Myth 3: removing freeways would mean chaos and gridlockAs a traffic engineer I can tell you that freeways do have to be closed once in a while, or bridges (more frequently). Whenever this happens, or a capacity reduction on a major freeway, the first day is terrible and chaotic. The second day is a bit better. After 3 or 4 days, when people have understood that this isn't going to be resolved, people find alternatives to deal with the traffic and adapt their movement patterns. Though the situation is generally a bit worse than prior to the capacity reduction, most of the traffic effectively vanishes from the grid, especially in the long-term, people and development will adapt to the new situation. This adaptation occurs even faster if you have alternatives like transit ready to go.
This isn't merely theoretical, New York, San Francisco, Seattle and Seoul have all removed freeways, some of this removal was intentional, some wasn't but resulted from damages from earthquake or from collapse. In all cases, traffic adjusted and life goes on.
Myth 4: roads are public goods that should be free to use (no toll), because everyone benefits from them
Let's make another analogy why just charging people a flat fee (license fees) or gas taxes is a bad idea. Take a restaurant that serves hamburger steaks and lobsters (the owner is weird like that). They can sell their hamburger steaks for 10$ and make a profit off of them, or lobster for 30$ to have the same profit margin. Let's say 50% of their customers eat hamburger steaks and 50% eat lobsters. Now let's say that, to make it simpler, the owner decides: instead of charging people 10$ for hamburger steaks and 30$ for lobsters, I'll just charge everyone a flat price of 20$ when they enter the restaurant, then they can choose whichever platter they prefer, after all, 50% take the 10$ meal and 50% take the 30$ meal, so it should be fine.
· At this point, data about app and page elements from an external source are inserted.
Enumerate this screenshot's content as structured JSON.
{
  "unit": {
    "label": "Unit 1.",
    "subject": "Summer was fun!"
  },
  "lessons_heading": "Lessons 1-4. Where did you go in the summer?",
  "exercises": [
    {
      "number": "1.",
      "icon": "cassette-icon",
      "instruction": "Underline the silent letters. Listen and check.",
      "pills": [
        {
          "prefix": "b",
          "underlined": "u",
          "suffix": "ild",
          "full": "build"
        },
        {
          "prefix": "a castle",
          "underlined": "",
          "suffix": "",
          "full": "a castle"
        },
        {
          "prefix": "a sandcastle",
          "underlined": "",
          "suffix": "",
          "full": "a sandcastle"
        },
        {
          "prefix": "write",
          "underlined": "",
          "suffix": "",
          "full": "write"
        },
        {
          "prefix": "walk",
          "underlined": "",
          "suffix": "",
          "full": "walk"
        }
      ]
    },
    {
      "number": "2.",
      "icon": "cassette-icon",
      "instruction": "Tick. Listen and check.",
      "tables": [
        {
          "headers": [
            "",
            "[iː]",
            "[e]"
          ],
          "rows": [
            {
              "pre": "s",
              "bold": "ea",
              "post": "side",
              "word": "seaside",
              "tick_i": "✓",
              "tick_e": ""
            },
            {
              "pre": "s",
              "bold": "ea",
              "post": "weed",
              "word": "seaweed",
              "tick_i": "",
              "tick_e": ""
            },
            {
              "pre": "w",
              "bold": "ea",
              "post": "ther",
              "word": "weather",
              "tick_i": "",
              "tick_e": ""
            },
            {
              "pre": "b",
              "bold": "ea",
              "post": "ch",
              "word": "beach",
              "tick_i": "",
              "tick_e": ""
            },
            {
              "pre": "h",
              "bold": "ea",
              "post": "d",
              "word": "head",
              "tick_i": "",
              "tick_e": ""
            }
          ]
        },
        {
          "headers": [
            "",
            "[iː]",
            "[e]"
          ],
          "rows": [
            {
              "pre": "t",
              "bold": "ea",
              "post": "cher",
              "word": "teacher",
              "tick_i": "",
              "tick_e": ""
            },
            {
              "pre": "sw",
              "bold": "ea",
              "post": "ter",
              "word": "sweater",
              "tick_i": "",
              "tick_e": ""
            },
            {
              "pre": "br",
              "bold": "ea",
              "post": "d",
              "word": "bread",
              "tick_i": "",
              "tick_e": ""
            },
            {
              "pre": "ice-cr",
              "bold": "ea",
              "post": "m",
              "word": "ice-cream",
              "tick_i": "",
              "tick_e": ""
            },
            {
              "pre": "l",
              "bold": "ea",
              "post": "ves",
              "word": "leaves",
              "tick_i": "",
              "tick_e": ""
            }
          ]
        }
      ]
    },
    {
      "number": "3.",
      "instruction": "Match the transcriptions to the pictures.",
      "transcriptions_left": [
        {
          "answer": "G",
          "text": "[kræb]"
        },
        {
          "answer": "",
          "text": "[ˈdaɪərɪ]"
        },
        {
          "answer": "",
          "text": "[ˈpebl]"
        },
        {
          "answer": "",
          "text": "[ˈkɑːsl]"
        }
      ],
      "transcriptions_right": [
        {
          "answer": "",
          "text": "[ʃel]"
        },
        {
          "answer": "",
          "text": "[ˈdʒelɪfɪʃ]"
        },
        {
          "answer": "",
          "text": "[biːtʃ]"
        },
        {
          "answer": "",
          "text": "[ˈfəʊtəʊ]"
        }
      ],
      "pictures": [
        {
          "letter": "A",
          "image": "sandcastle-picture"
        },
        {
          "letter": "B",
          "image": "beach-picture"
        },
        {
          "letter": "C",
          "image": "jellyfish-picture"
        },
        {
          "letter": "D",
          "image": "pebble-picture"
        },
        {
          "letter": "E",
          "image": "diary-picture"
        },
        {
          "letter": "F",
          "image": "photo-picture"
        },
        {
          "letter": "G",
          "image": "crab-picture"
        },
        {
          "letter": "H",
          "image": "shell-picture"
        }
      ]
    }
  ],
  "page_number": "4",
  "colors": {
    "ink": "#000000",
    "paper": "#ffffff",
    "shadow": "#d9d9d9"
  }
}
So now, the hamburger steak is insanely expensive at 20$ and the lobster is much cheaper at 20$. What happens? Well, people who want hamburger steaks go elsewhere, people who want lobsters flock the place, suddenly 90% of people take lobsters (some people are with friends and are allergic to seafood), the average cost of the meals should be 28$, but they charge only 20$, they're losing money on every meal, so they have to hike up the price to compensate.
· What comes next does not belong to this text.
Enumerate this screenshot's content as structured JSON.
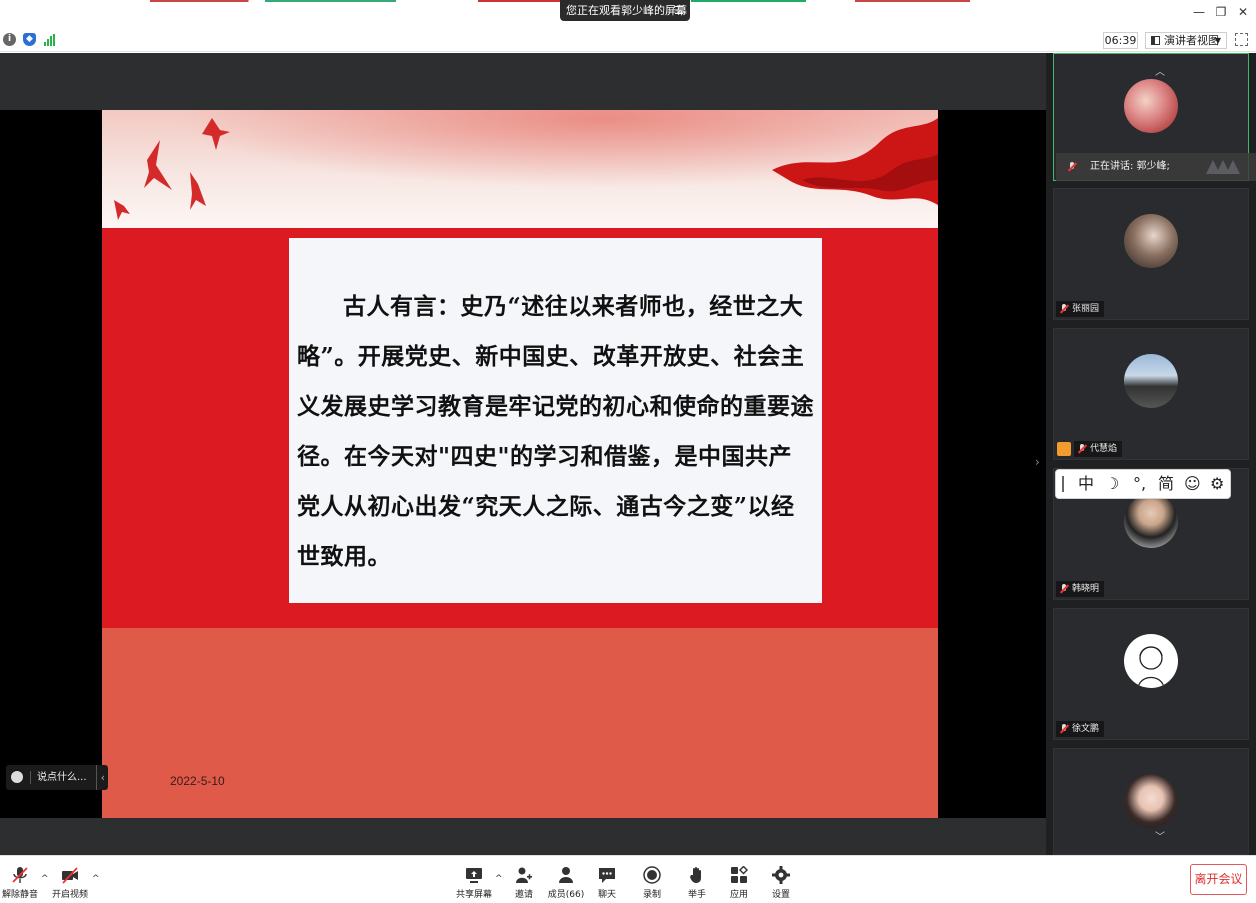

That's what happens when you tax the cheap options to reduce the cost of expensive options, people start opting for what was expensive before and is now just as cheap as alternatives. In the end, everyone ends up paying more because the prices need to rise to compensate.